• _TASK STATEMENT_: Pull every line with "number" from the data.

# # # # #

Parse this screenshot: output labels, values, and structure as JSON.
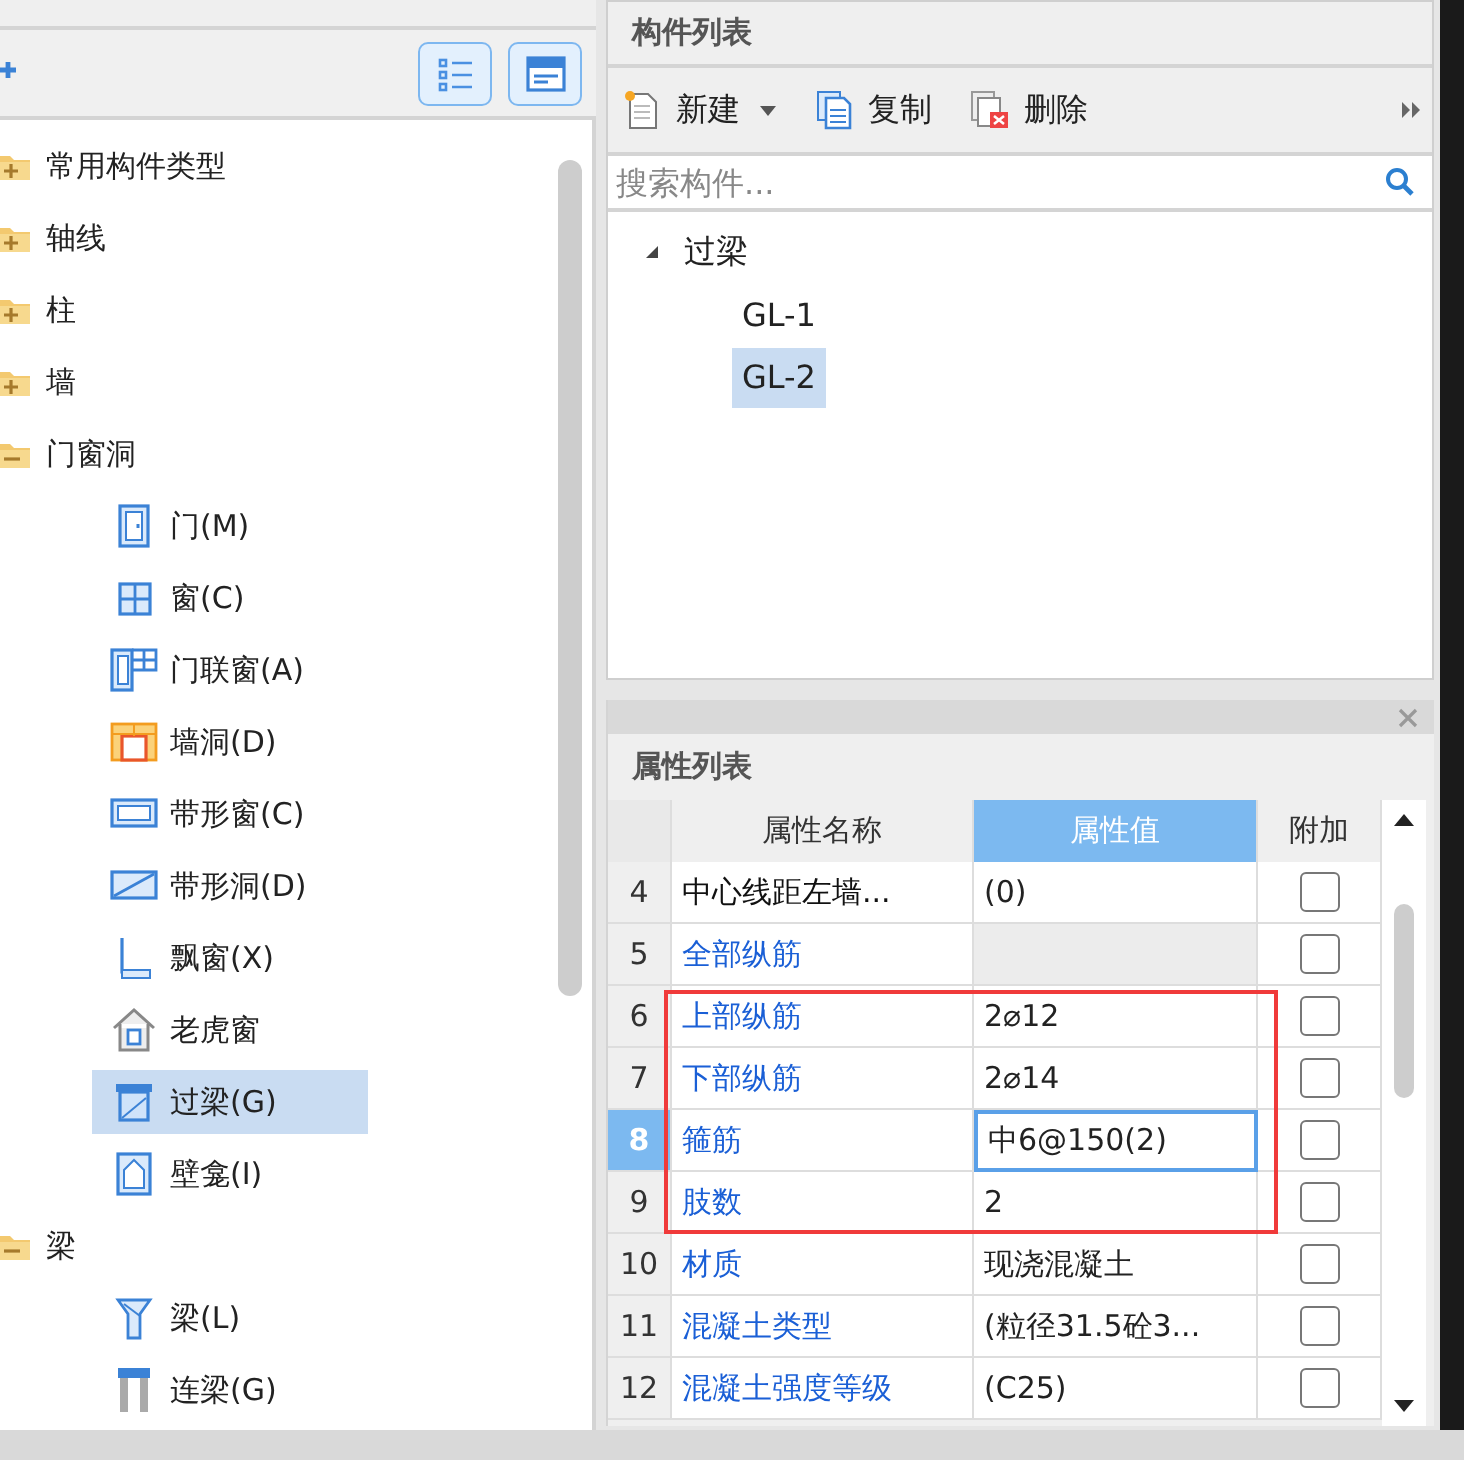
{
  "nav_tree": {
    "items": [
      {
        "label": "常用构件类型",
        "expanded": false
      },
      {
        "label": "轴线",
        "expanded": false
      },
      {
        "label": "柱",
        "expanded": false
      },
      {
        "label": "墙",
        "expanded": false
      },
      {
        "label": "门窗洞",
        "expanded": true,
        "children": [
          {
            "label": "门(M)",
            "selected": false
          },
          {
            "label": "窗(C)",
            "selected": false
          },
          {
            "label": "门联窗(A)",
            "selected": false
          },
          {
            "label": "墙洞(D)",
            "selected": false
          },
          {
            "label": "带形窗(C)",
            "selected": false
          },
          {
            "label": "带形洞(D)",
            "selected": false
          },
          {
            "label": "飘窗(X)",
            "selected": false
          },
          {
            "label": "老虎窗",
            "selected": false
          },
          {
            "label": "过梁(G)",
            "selected": true
          },
          {
            "label": "壁龛(I)",
            "selected": false
          }
        ]
      },
      {
        "label": "梁",
        "expanded": true,
        "children": [
          {
            "label": "梁(L)",
            "selected": false
          },
          {
            "label": "连梁(G)",
            "selected": false
          }
        ]
      }
    ]
  },
  "component_list": {
    "title": "构件列表",
    "toolbar": [
      {
        "label": "新建",
        "kind": "new"
      },
      {
        "label": "复制",
        "kind": "copy"
      },
      {
        "label": "删除",
        "kind": "delete"
      }
    ],
    "search": {
      "placeholder": "搜索构件..."
    },
    "tree": {
      "label": "过梁",
      "expanded": true,
      "children": [
        {
          "label": "GL-1",
          "selected": false
        },
        {
          "label": "GL-2",
          "selected": true
        }
      ]
    }
  },
  "property_list": {
    "title": "属性列表",
    "columns": [
      {
        "label": "属性名称",
        "selected": false
      },
      {
        "label": "属性值",
        "selected": true
      },
      {
        "label": "附加",
        "selected": false
      }
    ],
    "rows": [
      {
        "number": "4",
        "name": "中心线距左墙...",
        "value": "(0)",
        "editable": false,
        "value_disabled": false,
        "selected": false,
        "checked": false,
        "highlighted": false
      },
      {
        "number": "5",
        "name": "全部纵筋",
        "value": "",
        "editable": true,
        "value_disabled": true,
        "selected": false,
        "checked": false,
        "highlighted": false
      },
      {
        "number": "6",
        "name": "上部纵筋",
        "value": "2⌀12",
        "editable": true,
        "value_disabled": false,
        "selected": false,
        "checked": false,
        "highlighted": true
      },
      {
        "number": "7",
        "name": "下部纵筋",
        "value": "2⌀14",
        "editable": true,
        "value_disabled": false,
        "selected": false,
        "checked": false,
        "highlighted": true
      },
      {
        "number": "8",
        "name": "箍筋",
        "value": "中6@150(2)",
        "editable": true,
        "value_disabled": false,
        "selected": true,
        "checked": false,
        "highlighted": true
      },
      {
        "number": "9",
        "name": "肢数",
        "value": "2",
        "editable": true,
        "value_disabled": false,
        "selected": false,
        "checked": false,
        "highlighted": true
      },
      {
        "number": "10",
        "name": "材质",
        "value": "现浇混凝土",
        "editable": true,
        "value_disabled": false,
        "selected": false,
        "checked": false,
        "highlighted": false
      },
      {
        "number": "11",
        "name": "混凝土类型",
        "value": "(粒径31.5砼3...",
        "editable": true,
        "value_disabled": false,
        "selected": false,
        "checked": false,
        "highlighted": false
      },
      {
        "number": "12",
        "name": "混凝土强度等级",
        "value": "(C25)",
        "editable": true,
        "value_disabled": false,
        "selected": false,
        "checked": false,
        "highlighted": false
      }
    ]
  }
}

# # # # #

• _ANSWER SPACE_:
        "number": "4",
        "number": "5",
        "number": "6",
        "number": "7",
        "number": "8",
        "number": "9",
        "number": "10",
        "number": "11",
        "number": "12",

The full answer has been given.